Grade inflation: an affliction of high schools across the nation

Grade+inflation%3A+an+affliction+of+high+schools+across+the+nation

Zoey Nahmmacher-Baum

In a 2018 study from the Thomas B. Fordham Institute, researchers studying North Carolina high schools found that while high school GPAs have risen, SAT, ACT, and other standardized test scores have stagnated. Other researchers have observed this occurrence in other states, concluding that grade inflation, a phenomenon in which grades climb over the years due to lowered standards, is rampant across the country.

Grade inflation must be reversed nationwide.

In my sophomore year, I took American Literature, a class both revered and feared in part for its difficult grading standards. While I was used to getting good grades in other classes, in this class, it wasn’t uncommon to receive a B for the amount of effort that would have merited a high A in others. Instead of discouraging me, the increased difficulty enabled me to go beyond what I had learned before, and I enjoyed it. Likewise, I saw classmates who typically aced other classes be challenged in a way that stimulated their intellectual growth. 

Isn’t this what we want in our schools?

Without grade inflation, students would be encouraged to acquire true knowledge, gaining the ability to reason and apply what they know, rather than to learn for the sake of passing tests.”

Without grade inflation, students would be encouraged to acquire true knowledge, gaining the ability to reason and apply what they know, rather than to learn for the sake of passing tests. It should not be possible for students to achieve a perfect score simply by studying the tested material; schools are supposed to incentivize learning for the sake of learning, not crammed learning for the sake of acing a test.

Currently, we have the following case: Sue loves biology and goes the extra mile in studying, truly delving into the subject matter. Joe, on the other hand, crams the night before, learning exactly what he needs to know for the test, having teased out from the teacher as much information about the test as possible beforehand. Both students receive perfect scores; however, Sue has a better grasp of the material and can reason within its bounds rather than simply parrot what she was “supposed to know.” Based on the grades, there is no difference between Sue and Joe.

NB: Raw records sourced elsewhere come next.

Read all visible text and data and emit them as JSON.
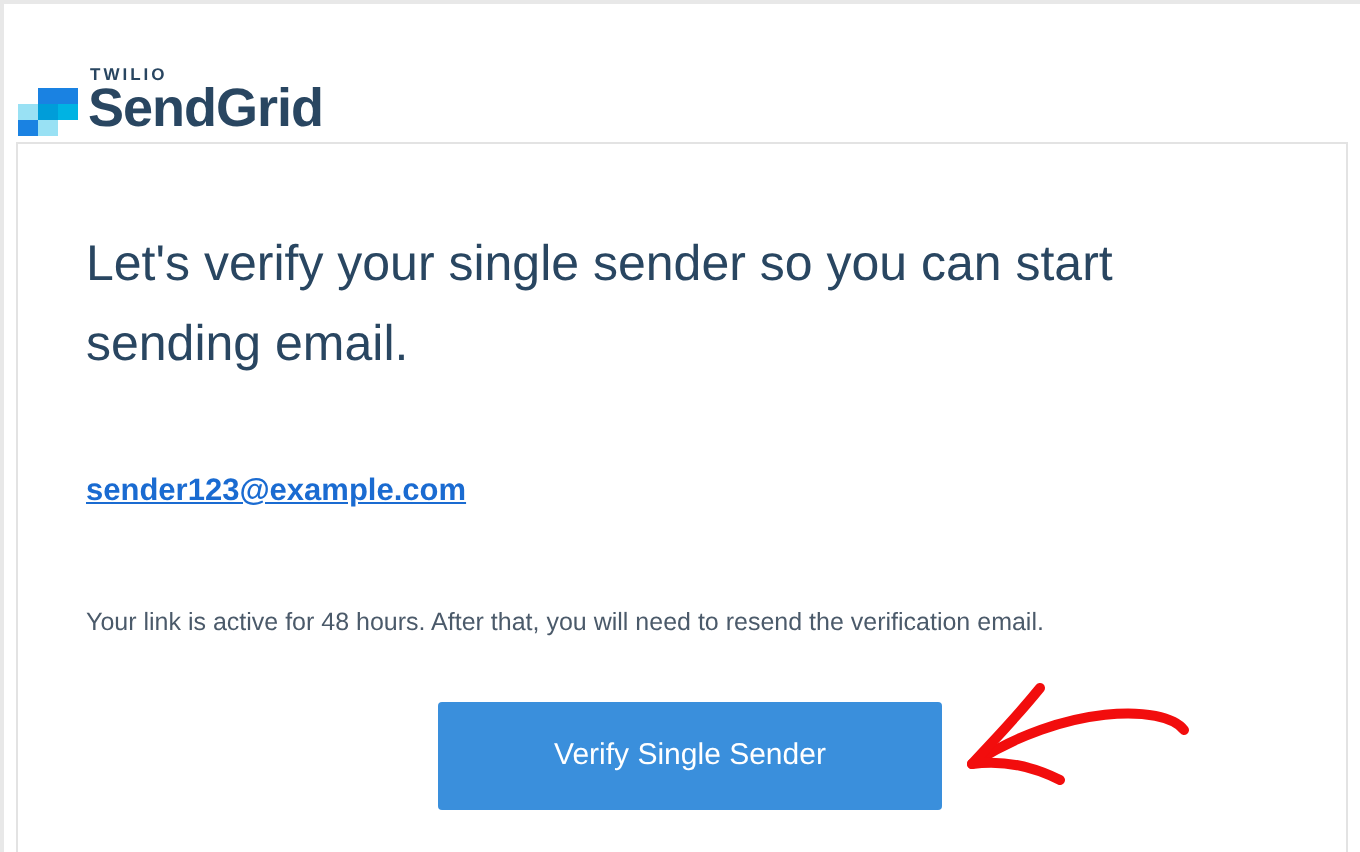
{
  "logo": {
    "overline": "TWILIO",
    "wordmark": "SendGrid"
  },
  "heading": "Let's verify your single sender so you can start sending email.",
  "email_link": "sender123@example.com",
  "note": "Your link is active for 48 hours. After that, you will need to resend the verification email.",
  "button": "Verify Single Sender"
}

Some are fine with this system because they argue that this is the most efficient and logical way to study in a world where many students participate in extracurriculars that take up a lot of time, but this is simply not true. Many experts, including UCLA psychologist Robert Bjork, have found cramming to be highly ineffective for long-term retention and have spoken out against it, deeming long-term learning methods as superior. If the only way a student can study is by cramming, they should drop some of their extracurricular activities.

“Okay, fine,” the cramming supporters say, “but students can’t give up their extracurriculars! How else will they stand out to colleges?”

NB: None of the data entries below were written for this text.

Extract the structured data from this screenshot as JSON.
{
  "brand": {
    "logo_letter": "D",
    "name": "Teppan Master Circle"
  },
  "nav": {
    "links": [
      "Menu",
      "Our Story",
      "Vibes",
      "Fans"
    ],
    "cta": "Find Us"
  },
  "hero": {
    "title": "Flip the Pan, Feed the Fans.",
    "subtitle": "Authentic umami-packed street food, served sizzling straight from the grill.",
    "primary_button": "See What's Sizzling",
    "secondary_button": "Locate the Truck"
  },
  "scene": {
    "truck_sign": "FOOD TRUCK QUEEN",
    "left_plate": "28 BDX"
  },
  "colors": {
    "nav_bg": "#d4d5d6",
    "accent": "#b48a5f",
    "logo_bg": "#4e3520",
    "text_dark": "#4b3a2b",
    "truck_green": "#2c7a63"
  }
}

Students could give them up if it weren’t for grade inflation. Grade inflation forces students to load up on extracurriculars since without them, a student’s good grades don’t hold water on the national scale.

Students like Sue load up on activities to stay competitive in the college sphere but often begin to spend less and less time learning and studying to keep up with the demand of their activities. Since Joe gets a gold star doing so little, Sue finds a way to follow suit. Year by year, the students become more and more bogged down by commitments, leaving less and less time for their books. Learning diminishes, but grades remain high. It is in this way that institutions whose mission it is to encourage intellectual exploration and understanding end up becoming gold star distribution centers which create people whose only care is to remember what to know, when to know it, and how to think. 

Perfect scores create a sense of complacency in top-scoring students.”

Finally, perfect scores must be nearly impossible to receive. Perfect scores create a sense of complacency in top-scoring students. To tell a teenager that they have done a perfect job is to tell them that they can stop right there. To convey this message to masses of teenagers is to potentially create a generation full of self-satisfied people who never reach their potential.

100 percent means perfection. It means a state in which there is no more room to improve. However, this hackneyed score has lost its worth. To fix this, schools nationwide need to increase their grading standards. Of course, this is easier said than done. Curriculums need to be adjusted, criteria for high grades need to be redefined, and so on, but without a national movement towards deflated grades, America will become a place where learning and cramming are synonymous, where everyone gets a trophy, and where report cards become more and more meaningless.